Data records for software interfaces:

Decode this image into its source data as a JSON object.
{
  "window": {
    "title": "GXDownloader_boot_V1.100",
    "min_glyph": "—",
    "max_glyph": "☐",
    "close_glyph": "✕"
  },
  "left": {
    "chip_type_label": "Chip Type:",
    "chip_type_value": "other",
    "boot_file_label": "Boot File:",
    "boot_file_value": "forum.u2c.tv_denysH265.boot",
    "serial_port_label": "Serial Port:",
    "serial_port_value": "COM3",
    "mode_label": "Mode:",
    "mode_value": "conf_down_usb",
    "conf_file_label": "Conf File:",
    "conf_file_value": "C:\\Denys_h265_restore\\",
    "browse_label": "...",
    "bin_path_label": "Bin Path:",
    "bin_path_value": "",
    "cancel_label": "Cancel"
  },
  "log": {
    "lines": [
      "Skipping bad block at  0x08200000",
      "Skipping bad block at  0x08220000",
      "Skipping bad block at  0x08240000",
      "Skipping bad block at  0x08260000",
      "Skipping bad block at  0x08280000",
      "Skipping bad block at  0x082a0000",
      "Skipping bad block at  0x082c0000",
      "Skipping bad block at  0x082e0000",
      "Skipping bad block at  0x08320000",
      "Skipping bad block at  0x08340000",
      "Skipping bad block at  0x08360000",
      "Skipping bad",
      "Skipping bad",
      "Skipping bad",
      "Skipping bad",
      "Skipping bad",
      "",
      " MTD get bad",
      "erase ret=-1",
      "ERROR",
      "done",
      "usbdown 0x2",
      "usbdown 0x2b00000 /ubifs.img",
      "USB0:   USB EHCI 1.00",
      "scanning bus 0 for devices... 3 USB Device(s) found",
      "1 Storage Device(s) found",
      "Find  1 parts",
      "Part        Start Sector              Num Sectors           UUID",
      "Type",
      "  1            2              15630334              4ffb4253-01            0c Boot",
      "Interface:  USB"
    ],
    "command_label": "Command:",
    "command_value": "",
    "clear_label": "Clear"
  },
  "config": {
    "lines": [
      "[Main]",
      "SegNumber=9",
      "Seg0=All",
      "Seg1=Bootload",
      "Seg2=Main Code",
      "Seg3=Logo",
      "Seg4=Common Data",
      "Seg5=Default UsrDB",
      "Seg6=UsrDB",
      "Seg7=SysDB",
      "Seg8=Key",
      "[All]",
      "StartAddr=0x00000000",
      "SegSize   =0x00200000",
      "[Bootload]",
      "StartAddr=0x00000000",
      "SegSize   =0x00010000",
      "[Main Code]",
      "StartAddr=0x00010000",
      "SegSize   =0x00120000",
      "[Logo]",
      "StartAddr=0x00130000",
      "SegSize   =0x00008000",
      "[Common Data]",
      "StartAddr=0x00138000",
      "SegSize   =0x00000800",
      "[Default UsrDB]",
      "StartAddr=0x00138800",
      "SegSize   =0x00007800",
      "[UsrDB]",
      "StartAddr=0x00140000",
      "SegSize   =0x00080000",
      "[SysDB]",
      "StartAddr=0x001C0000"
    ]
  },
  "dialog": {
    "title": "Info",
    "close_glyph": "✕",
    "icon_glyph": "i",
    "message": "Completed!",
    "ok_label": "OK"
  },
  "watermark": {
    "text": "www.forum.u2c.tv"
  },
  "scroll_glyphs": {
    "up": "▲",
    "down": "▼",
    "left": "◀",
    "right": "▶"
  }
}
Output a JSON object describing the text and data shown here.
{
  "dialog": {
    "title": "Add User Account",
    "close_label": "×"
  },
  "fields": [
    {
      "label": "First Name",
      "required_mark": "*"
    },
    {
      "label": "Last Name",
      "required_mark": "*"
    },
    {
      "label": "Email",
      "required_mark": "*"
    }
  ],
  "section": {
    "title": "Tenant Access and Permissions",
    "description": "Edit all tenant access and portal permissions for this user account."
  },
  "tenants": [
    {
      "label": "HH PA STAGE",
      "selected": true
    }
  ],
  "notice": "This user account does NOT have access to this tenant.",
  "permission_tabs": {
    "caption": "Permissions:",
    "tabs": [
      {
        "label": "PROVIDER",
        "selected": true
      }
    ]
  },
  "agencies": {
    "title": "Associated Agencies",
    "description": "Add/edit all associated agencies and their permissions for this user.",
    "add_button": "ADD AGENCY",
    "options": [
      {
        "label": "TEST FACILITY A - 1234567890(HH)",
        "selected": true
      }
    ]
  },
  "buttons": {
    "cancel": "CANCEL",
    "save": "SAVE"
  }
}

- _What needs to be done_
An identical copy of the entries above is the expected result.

- _Task answer_
Decode this image into its source data as a JSON object.
{
  "window": {
    "title": "GXDownloader_boot_V1.100",
    "min_glyph": "—",
    "max_glyph": "☐",
    "close_glyph": "✕"
  },
  "left": {
    "chip_type_label": "Chip Type:",
    "chip_type_value": "other",
    "boot_file_label": "Boot File:",
    "boot_file_value": "forum.u2c.tv_denysH265.boot",
    "serial_port_label": "Serial Port:",
    "serial_port_value": "COM3",
    "mode_label": "Mode:",
    "mode_value": "conf_down_usb",
    "conf_file_label": "Conf File:",
    "conf_file_value": "C:\\Denys_h265_restore\\",
    "browse_label": "...",
    "bin_path_label": "Bin Path:",
    "bin_path_value": "",
    "cancel_label": "Cancel"
  },
  "log": {
    "lines": [
      "Skipping bad block at  0x08200000",
      "Skipping bad block at  0x08220000",
      "Skipping bad block at  0x08240000",
      "Skipping bad block at  0x08260000",
      "Skipping bad block at  0x08280000",
      "Skipping bad block at  0x082a0000",
      "Skipping bad block at  0x082c0000",
      "Skipping bad block at  0x082e0000",
      "Skipping bad block at  0x08320000",
      "Skipping bad block at  0x08340000",
      "Skipping bad block at  0x08360000",
      "Skipping bad",
      "Skipping bad",
      "Skipping bad",
      "Skipping bad",
      "Skipping bad",
      "",
      " MTD get bad",
      "erase ret=-1",
      "ERROR",
      "done",
      "usbdown 0x2",
      "usbdown 0x2b00000 /ubifs.img",
      "USB0:   USB EHCI 1.00",
      "scanning bus 0 for devices... 3 USB Device(s) found",
      "1 Storage Device(s) found",
      "Find  1 parts",
      "Part        Start Sector              Num Sectors           UUID",
      "Type",
      "  1            2              15630334              4ffb4253-01            0c Boot",
      "Interface:  USB"
    ],
    "command_label": "Command:",
    "command_value": "",
    "clear_label": "Clear"
  },
  "config": {
    "lines": [
      "[Main]",
      "SegNumber=9",
      "Seg0=All",
      "Seg1=Bootload",
      "Seg2=Main Code",
      "Seg3=Logo",
      "Seg4=Common Data",
      "Seg5=Default UsrDB",
      "Seg6=UsrDB",
      "Seg7=SysDB",
      "Seg8=Key",
      "[All]",
      "StartAddr=0x00000000",
      "SegSize   =0x00200000",
      "[Bootload]",
      "StartAddr=0x00000000",
      "SegSize   =0x00010000",
      "[Main Code]",
      "StartAddr=0x00010000",
      "SegSize   =0x00120000",
      "[Logo]",
      "StartAddr=0x00130000",
      "SegSize   =0x00008000",
      "[Common Data]",
      "StartAddr=0x00138000",
      "SegSize   =0x00000800",
      "[Default UsrDB]",
      "StartAddr=0x00138800",
      "SegSize   =0x00007800",
      "[UsrDB]",
      "StartAddr=0x00140000",
      "SegSize   =0x00080000",
      "[SysDB]",
      "StartAddr=0x001C0000"
    ]
  },
  "dialog": {
    "title": "Info",
    "close_glyph": "✕",
    "icon_glyph": "i",
    "message": "Completed!",
    "ok_label": "OK"
  },
  "watermark": {
    "text": "www.forum.u2c.tv"
  },
  "scroll_glyphs": {
    "up": "▲",
    "down": "▼",
    "left": "◀",
    "right": "▶"
  }
}
Output a JSON object describing the text and data shown here.
{
  "dialog": {
    "title": "Add User Account",
    "close_label": "×"
  },
  "fields": [
    {
      "label": "First Name",
      "required_mark": "*"
    },
    {
      "label": "Last Name",
      "required_mark": "*"
    },
    {
      "label": "Email",
      "required_mark": "*"
    }
  ],
  "section": {
    "title": "Tenant Access and Permissions",
    "description": "Edit all tenant access and portal permissions for this user account."
  },
  "tenants": [
    {
      "label": "HH PA STAGE",
      "selected": true
    }
  ],
  "notice": "This user account does NOT have access to this tenant.",
  "permission_tabs": {
    "caption": "Permissions:",
    "tabs": [
      {
        "label": "PROVIDER",
        "selected": true
      }
    ]
  },
  "agencies": {
    "title": "Associated Agencies",
    "description": "Add/edit all associated agencies and their permissions for this user.",
    "add_button": "ADD AGENCY",
    "options": [
      {
        "label": "TEST FACILITY A - 1234567890(HH)",
        "selected": true
      }
    ]
  },
  "buttons": {
    "cancel": "CANCEL",
    "save": "SAVE"
  }
}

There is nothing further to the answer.